I never looked at my own cancer diagnosis through the war lens. I viewed it as some cells that went haywire in my lower abdomen (GO HOME, DNA. YOU'RE DRUNK.) - that my body needed a lot of help healing through surgery and chemo and teams of doctors and nurses and a comprehensive plan to get it back on track to healing itself. It was incredibly hard, but I learned much more about cancer and my body, about empathy and sympathy, about physical, mental and emotional strength, about love and support, about grief and pain, as well as joy and healing. I didn't just survive cancer. I got schooled by cancer, and then I graduated from it.
I love the power of words. I love trying to find the most appropriate, descriptive words to communicate emotions and experiences.
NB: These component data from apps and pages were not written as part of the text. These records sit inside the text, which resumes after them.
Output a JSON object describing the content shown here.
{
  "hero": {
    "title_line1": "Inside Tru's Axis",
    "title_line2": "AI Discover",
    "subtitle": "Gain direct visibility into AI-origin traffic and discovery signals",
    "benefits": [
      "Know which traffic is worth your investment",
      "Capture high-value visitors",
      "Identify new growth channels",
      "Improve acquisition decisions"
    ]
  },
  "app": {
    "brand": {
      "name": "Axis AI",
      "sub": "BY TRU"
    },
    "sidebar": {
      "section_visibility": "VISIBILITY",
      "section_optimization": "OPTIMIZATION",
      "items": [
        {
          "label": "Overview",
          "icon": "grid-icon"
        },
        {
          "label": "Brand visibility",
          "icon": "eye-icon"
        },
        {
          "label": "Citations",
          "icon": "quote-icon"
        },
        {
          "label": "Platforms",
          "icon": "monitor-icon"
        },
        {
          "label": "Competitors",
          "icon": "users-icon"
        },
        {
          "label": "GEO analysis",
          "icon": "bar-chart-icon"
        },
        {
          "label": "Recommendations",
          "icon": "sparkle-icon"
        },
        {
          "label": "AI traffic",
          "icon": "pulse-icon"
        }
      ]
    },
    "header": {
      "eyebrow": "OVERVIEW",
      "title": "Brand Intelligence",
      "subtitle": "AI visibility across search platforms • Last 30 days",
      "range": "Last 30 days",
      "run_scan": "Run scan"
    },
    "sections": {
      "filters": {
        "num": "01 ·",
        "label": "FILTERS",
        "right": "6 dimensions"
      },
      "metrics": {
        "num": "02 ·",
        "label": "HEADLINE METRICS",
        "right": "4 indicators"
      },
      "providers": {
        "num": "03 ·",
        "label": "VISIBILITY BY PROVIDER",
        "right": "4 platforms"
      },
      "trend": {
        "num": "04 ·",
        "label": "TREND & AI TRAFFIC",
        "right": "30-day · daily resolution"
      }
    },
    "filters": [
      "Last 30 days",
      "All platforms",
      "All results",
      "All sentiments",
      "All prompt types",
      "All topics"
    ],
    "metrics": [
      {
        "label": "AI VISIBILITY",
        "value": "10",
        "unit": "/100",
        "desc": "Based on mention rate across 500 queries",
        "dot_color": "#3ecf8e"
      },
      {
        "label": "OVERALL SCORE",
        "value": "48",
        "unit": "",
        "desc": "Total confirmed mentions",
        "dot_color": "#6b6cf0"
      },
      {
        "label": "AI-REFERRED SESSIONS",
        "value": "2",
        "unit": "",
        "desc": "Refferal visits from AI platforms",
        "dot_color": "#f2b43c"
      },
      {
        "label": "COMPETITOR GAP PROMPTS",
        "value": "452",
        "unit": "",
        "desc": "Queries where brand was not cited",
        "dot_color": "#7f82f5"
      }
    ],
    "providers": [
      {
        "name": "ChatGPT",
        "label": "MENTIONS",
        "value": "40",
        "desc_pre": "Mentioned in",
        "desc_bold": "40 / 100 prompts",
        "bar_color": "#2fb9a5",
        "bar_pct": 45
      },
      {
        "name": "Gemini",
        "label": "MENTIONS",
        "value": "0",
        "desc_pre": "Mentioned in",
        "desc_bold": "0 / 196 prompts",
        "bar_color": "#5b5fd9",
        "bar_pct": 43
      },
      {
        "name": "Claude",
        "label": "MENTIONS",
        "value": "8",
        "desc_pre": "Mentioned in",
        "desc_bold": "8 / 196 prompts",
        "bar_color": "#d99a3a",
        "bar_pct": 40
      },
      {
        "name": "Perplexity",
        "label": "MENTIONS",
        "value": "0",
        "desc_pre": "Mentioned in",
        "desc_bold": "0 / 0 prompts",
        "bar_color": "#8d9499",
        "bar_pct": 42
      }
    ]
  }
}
So when Aniela and I asked each other the question, "What's an empowering term to call someone who has lived through a cancer diagnosis?" we thought long and hard about our choice of words.
We hope that if you are getting schooled by cancer, that you graduate from it with honors.
The first time someone called me a “Cancer Survivor” I recoiled in horror. It was a badge of honor that I was supposed to wear proudly, but instead it gave me the willies. “Survivor” signified only two options; being alive or being dead. My mother was a Skin Cancer and Breast Cancer “Survivor” but Ovarian Cancer revoked her title the day she passed away.
Many patients feel connected to the term, they feel like “WARRIORS”; which they are. In no way am I trying to diminish that. For me, the term didn’t fit and I had to find a new way to cope with my cancer diagnosis.
The question became, “What else can you call a Cancer Patient when they finish treatment?” My fellow cancer comrade, Nora, and I came up with “Graduate.” We are “Cancer Graduates.”
I spent the next 6 months refining the term. Why Cancer Graduate?
For me, there is a moment of recognition when talking to someone and finding out they also went through a cancer diagnosis. Instantly, we connect. It is the same moment of recognition when you find out someone went to the same university. “You went to CancerU, too? What campus?”
You ask what major they had. “I majored in Breasts, you majored in Prostate! How crazy.”
We reminisce about the parties where we had too many cocktails and were throwing up.
We compare courses; surgery, chemo, radiation.
There is a camaraderie…an understanding.
When we graduate some people become Alumni Donors-going to the games, sporting the team t-shirts and bumper stickers-while others move on only mentioning it in passing when they meet fellow alumni.
Imagine what the cancer experience would be like if we walked in with that same attitude as going away to college. Florida State University had a huge impact on my life, shaping who I am today, but it doesn’t define me. We enter college with the main goal of learning and we ask ourselves, “How can I use this knowledge to help the world, to help myself, and to change the future?”
I knew college was going to be difficult and expensive. I struggled but did it with an open heart and excitement. I found where to have fun, made life long friends, gained 15 lbs and cut my hair.
Sometimes when we think we are done with school, life happens and we have to go back for a Masters or PhD.
We enter cancer knowing it is going to be a struggle but at the same time curious about what we will learn. As Viktor Frankl said, “When we are no longer able to change a situation, we are challenged to change ourselves” and “between stimulus and response there is a space. In that space is our power to choose our response. In our response lies our growth and our freedom.”
Going to WAR carries a heavy emotional burden filled with images of death and destruction. Fear and Anger are powerful ways to propel oneself to action but over time can become overwhelming and difficult to bear. By changing our view of cancer from a war to be waged to an educational experience, it allows us to change our feelings of fighting to perseverance, fear to curiosity, pain to growth. It becomes lighter.
I am proud to be a “Cancer Graduate” and I can’t wait to share what I learned with the world.
What will you do with your degree?